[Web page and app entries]

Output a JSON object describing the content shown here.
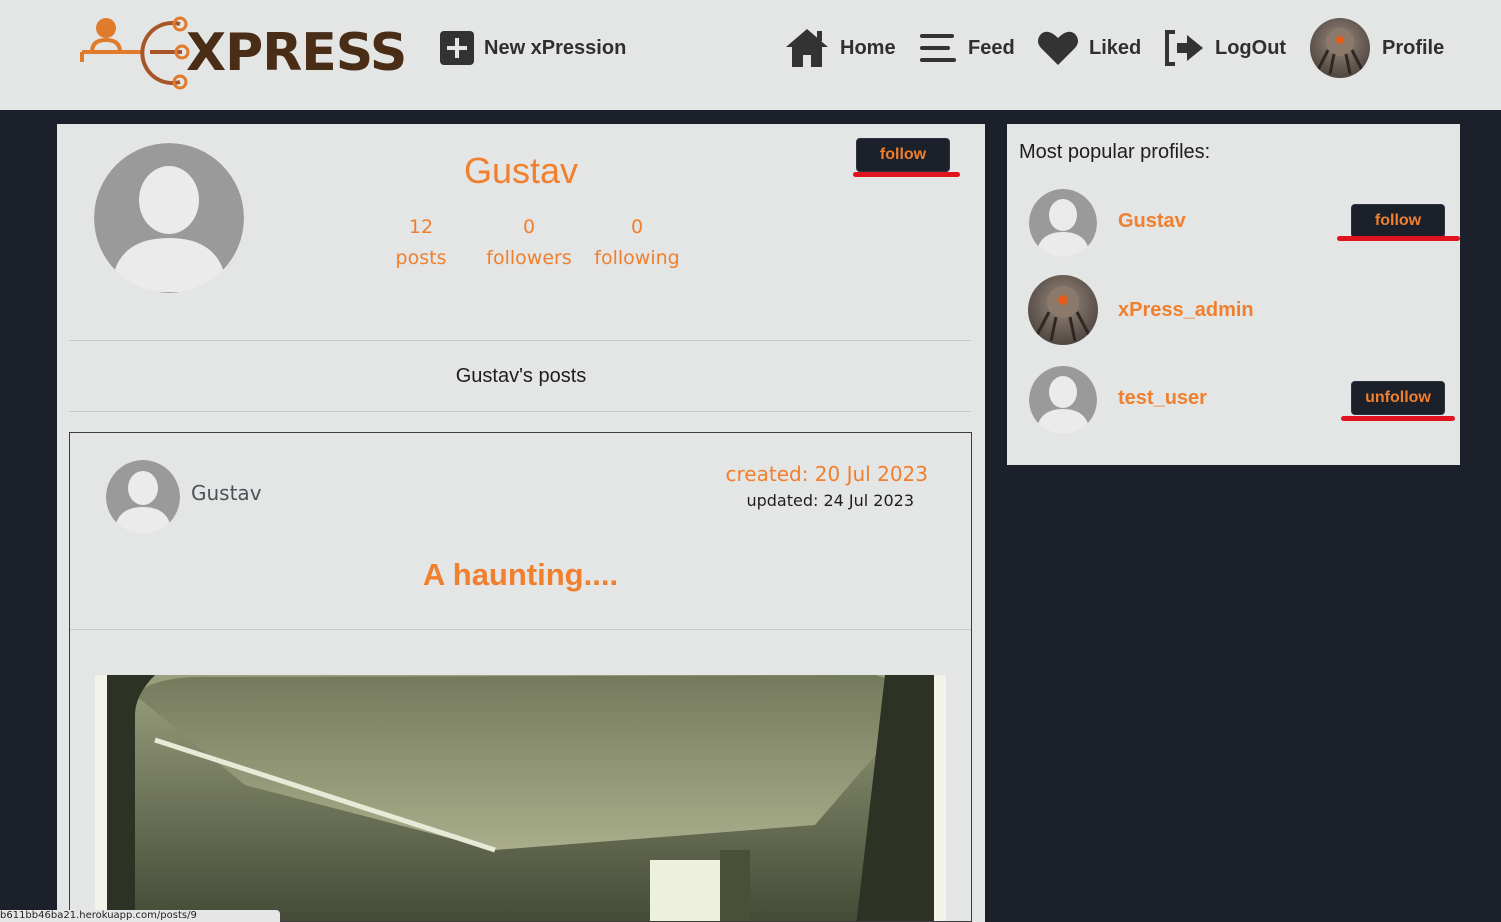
{
  "navbar": {
    "logo_text": "XPRESS",
    "new_label": "New xPression",
    "home_label": "Home",
    "feed_label": "Feed",
    "liked_label": "Liked",
    "logout_label": "LogOut",
    "profile_label": "Profile"
  },
  "profile": {
    "name": "Gustav",
    "follow_label": "follow",
    "stats": [
      {
        "value": "12",
        "label": "posts"
      },
      {
        "value": "0",
        "label": "followers"
      },
      {
        "value": "0",
        "label": "following"
      }
    ],
    "posts_heading": "Gustav's posts"
  },
  "post": {
    "author": "Gustav",
    "created": "created: 20 Jul 2023",
    "updated": "updated: 24 Jul 2023",
    "title": "A haunting...."
  },
  "sidebar": {
    "title": "Most popular profiles:",
    "profiles": [
      {
        "name": "Gustav",
        "button": "follow"
      },
      {
        "name": "xPress_admin",
        "button": ""
      },
      {
        "name": "test_user",
        "button": "unfollow"
      }
    ]
  },
  "status_url": "b611bb46ba21.herokuapp.com/posts/9",
  "colors": {
    "accent": "#f07f2e",
    "dark": "#1b202a",
    "panel": "#e4e5e5",
    "underline": "#e0131e"
  }
}
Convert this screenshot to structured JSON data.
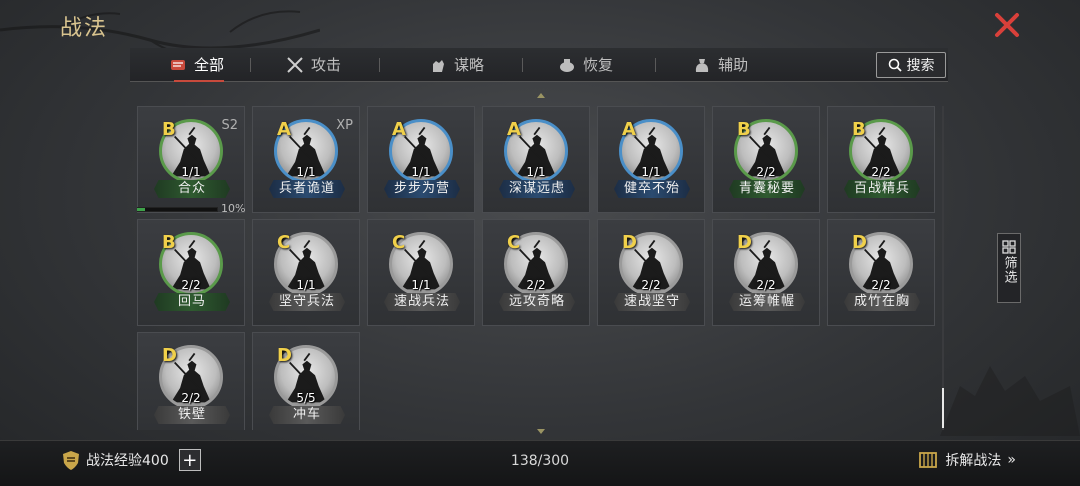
{
  "header": {
    "title": "战法"
  },
  "tabs": [
    {
      "label": "全部",
      "icon": "scroll-icon",
      "active": true
    },
    {
      "label": "攻击",
      "icon": "crossed-swords-icon",
      "active": false
    },
    {
      "label": "谋略",
      "icon": "hand-icon",
      "active": false
    },
    {
      "label": "恢复",
      "icon": "medicine-pot-icon",
      "active": false
    },
    {
      "label": "辅助",
      "icon": "bag-icon",
      "active": false
    }
  ],
  "search": {
    "label": "搜索"
  },
  "filter": {
    "label": "筛选"
  },
  "cards": [
    {
      "grade": "B",
      "tag": "S2",
      "count": "1/1",
      "name": "合众",
      "color": "green"
    },
    {
      "grade": "A",
      "tag": "XP",
      "count": "1/1",
      "name": "兵者诡道",
      "color": "blue"
    },
    {
      "grade": "A",
      "tag": "",
      "count": "1/1",
      "name": "步步为营",
      "color": "blue"
    },
    {
      "grade": "A",
      "tag": "",
      "count": "1/1",
      "name": "深谋远虑",
      "color": "blue"
    },
    {
      "grade": "A",
      "tag": "",
      "count": "1/1",
      "name": "健卒不殆",
      "color": "blue"
    },
    {
      "grade": "B",
      "tag": "",
      "count": "2/2",
      "name": "青囊秘要",
      "color": "green"
    },
    {
      "grade": "B",
      "tag": "",
      "count": "2/2",
      "name": "百战精兵",
      "color": "green"
    },
    {
      "grade": "B",
      "tag": "",
      "count": "2/2",
      "name": "回马",
      "color": "green"
    },
    {
      "grade": "C",
      "tag": "",
      "count": "1/1",
      "name": "坚守兵法",
      "color": "grey"
    },
    {
      "grade": "C",
      "tag": "",
      "count": "1/1",
      "name": "速战兵法",
      "color": "grey"
    },
    {
      "grade": "C",
      "tag": "",
      "count": "2/2",
      "name": "远攻奇略",
      "color": "grey"
    },
    {
      "grade": "D",
      "tag": "",
      "count": "2/2",
      "name": "速战坚守",
      "color": "grey"
    },
    {
      "grade": "D",
      "tag": "",
      "count": "2/2",
      "name": "运筹帷幄",
      "color": "grey"
    },
    {
      "grade": "D",
      "tag": "",
      "count": "2/2",
      "name": "成竹在胸",
      "color": "grey"
    },
    {
      "grade": "D",
      "tag": "",
      "count": "2/2",
      "name": "铁壁",
      "color": "grey"
    },
    {
      "grade": "D",
      "tag": "",
      "count": "5/5",
      "name": "冲车",
      "color": "grey"
    }
  ],
  "first_card_progress": {
    "label": "10%",
    "fraction": 0.1
  },
  "bottom": {
    "exp_label": "战法经验400",
    "plus": "+",
    "capacity": "138/300",
    "disassemble_label": "拆解战法",
    "disassemble_arrow": "»"
  },
  "colors": {
    "accent_red": "#c84a3c",
    "grade_yellow": "#f0d04a",
    "title_gold": "#d9c48f"
  }
}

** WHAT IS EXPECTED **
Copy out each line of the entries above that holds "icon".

** EXERCISE RESULT **
      "icon": "scroll-icon",
      "icon": "crossed-swords-icon",
      "icon": "hand-icon",
      "icon": "medicine-pot-icon",
      "icon": "bag-icon",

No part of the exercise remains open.